-- The records follows --

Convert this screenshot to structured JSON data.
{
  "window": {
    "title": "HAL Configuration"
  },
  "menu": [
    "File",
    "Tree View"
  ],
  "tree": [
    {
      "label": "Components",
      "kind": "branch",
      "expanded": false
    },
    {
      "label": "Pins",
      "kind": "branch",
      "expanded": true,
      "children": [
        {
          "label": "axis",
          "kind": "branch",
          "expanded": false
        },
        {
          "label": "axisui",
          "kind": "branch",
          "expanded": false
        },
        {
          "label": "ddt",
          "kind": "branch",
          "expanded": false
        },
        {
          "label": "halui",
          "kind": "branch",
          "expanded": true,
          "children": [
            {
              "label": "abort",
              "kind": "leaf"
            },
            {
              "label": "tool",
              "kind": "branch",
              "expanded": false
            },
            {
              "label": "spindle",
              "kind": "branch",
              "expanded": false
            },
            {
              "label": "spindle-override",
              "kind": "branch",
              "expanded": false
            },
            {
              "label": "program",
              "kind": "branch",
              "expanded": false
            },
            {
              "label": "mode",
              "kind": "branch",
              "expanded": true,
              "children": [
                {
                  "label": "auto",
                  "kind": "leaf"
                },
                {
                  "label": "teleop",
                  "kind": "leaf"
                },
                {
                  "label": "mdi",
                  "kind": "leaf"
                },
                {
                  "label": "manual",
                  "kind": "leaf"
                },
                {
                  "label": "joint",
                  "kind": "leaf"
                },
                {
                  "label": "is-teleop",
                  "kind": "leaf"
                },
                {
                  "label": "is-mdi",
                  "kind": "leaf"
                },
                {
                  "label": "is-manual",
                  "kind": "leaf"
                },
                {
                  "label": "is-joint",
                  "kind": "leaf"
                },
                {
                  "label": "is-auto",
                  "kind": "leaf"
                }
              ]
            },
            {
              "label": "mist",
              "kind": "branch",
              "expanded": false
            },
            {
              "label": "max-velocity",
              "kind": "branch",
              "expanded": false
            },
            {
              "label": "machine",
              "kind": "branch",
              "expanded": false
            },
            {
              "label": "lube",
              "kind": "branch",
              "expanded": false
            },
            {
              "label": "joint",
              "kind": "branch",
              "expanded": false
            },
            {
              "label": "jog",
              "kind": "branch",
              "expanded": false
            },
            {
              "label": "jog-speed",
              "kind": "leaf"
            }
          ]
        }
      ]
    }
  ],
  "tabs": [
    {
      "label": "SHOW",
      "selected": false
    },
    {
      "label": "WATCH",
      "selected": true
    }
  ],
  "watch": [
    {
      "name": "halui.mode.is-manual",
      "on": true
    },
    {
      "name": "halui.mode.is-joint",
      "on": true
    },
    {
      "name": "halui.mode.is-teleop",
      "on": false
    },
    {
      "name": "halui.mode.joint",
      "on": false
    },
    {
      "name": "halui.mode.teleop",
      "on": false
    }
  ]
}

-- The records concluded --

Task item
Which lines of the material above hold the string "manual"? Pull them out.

Written response
                  "label": "manual",
                  "label": "is-manual",
      "name": "halui.mode.is-manual",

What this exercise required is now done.